Pure terror and grief gripped the bystanders at the fire and the victims' family members.
Thousands of people, who had crushed in from Broadway and Washington Square and were screaming with horror at what they saw...
Fire chiefs and officials were shocked and helpless at the scene. Firefighters attempted to catch women jumping from the building, only to witness their deaths as they tore through the safety nets. Many said this was the worst disaster they had ever witnessed. Others predicted a tragedy like this would occur. Charred and broken bodies were taken to the morgue. Once it was full, the corpses were sent to Charities Pier to be identified.
At the sight of the bodies the crowd broke into fresh weeping and screaming, each seeming to see in the charred and often unrecognizable remains of a loved one.

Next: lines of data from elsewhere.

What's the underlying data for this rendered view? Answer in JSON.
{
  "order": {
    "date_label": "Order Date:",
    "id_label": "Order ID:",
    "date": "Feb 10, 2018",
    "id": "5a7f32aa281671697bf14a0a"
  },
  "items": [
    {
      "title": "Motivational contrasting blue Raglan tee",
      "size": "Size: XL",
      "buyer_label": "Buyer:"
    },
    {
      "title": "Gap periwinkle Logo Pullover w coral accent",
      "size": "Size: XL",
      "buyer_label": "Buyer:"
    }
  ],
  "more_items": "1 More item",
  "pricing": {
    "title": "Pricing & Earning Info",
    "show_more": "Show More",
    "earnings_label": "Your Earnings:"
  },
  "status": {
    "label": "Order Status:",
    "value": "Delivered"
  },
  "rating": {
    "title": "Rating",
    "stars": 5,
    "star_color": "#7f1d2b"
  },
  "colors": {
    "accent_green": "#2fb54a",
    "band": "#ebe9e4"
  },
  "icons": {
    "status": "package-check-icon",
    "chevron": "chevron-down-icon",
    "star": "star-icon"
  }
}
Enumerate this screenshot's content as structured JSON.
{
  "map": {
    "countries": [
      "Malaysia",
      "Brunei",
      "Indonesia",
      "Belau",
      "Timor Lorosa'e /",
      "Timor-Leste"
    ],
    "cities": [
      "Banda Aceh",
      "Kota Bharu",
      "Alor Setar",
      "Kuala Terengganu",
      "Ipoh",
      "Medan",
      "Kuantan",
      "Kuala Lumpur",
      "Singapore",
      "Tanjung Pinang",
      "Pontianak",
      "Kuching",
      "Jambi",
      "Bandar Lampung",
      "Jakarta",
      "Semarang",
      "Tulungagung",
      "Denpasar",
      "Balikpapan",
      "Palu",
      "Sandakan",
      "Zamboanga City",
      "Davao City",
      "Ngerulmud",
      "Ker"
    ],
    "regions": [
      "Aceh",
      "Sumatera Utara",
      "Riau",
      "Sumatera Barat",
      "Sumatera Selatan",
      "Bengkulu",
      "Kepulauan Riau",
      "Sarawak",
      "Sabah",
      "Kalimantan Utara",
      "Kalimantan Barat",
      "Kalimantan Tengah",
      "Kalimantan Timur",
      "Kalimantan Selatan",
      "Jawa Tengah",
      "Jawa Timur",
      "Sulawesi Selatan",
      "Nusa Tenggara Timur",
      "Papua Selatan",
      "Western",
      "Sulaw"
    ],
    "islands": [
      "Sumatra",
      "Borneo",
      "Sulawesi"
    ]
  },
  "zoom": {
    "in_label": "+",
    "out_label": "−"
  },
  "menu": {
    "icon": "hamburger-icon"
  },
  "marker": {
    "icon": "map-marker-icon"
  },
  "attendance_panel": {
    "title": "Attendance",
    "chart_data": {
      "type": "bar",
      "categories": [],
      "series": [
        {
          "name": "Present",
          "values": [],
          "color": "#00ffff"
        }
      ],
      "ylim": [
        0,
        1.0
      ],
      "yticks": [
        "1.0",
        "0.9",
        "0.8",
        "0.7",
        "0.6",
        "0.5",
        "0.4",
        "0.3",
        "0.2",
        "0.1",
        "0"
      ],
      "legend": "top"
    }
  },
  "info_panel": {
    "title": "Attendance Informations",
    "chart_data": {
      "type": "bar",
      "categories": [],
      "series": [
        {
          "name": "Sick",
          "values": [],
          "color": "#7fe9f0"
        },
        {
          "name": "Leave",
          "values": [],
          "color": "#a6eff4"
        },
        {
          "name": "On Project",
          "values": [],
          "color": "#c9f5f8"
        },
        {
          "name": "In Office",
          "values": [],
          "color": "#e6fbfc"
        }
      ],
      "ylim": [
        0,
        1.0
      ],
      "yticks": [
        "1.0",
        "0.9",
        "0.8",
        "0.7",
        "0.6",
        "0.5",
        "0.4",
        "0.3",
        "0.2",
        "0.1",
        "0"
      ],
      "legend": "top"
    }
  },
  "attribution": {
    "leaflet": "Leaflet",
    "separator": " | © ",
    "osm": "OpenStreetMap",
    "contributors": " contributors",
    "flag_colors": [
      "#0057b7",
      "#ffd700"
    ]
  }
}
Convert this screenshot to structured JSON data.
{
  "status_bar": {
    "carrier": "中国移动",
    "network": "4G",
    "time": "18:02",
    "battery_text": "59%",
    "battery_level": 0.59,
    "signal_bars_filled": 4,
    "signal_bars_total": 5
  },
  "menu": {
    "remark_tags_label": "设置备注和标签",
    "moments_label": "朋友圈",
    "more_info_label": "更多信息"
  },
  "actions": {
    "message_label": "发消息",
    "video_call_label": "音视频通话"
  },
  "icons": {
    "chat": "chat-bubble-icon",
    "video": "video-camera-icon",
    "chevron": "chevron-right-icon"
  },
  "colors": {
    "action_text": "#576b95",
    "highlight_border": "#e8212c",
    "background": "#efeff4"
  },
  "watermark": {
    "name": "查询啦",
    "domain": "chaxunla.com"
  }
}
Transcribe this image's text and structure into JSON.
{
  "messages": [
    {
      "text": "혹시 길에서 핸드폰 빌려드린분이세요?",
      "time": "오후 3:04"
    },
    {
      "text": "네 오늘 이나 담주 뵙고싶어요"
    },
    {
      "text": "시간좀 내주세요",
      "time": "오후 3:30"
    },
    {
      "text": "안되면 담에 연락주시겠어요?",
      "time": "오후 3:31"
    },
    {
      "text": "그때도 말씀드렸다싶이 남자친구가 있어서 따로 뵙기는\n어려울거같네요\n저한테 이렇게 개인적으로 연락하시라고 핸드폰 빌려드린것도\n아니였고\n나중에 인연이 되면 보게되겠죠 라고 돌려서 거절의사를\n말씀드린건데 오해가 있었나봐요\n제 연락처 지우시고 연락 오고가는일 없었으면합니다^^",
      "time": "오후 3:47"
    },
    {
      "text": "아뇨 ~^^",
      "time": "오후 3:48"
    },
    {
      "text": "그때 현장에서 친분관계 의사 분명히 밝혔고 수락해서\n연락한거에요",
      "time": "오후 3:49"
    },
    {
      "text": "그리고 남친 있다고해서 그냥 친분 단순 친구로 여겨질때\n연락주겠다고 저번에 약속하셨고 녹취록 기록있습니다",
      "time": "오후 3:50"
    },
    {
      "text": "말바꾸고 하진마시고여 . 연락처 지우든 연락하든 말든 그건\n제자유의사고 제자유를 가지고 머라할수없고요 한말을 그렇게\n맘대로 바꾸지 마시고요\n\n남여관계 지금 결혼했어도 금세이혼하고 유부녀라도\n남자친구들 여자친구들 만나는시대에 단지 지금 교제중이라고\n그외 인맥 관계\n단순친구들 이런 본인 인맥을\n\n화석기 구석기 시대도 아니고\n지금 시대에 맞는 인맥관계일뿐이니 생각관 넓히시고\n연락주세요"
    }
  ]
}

On April 25, 1911 the International Ladies' Garment Workers' Union organized a funeral procession to honor the victims. On that rainy day, 120,000 people marched in the parade as 300,000 more lined the sidewalks. The city was in mourning and despair but was fervent for change.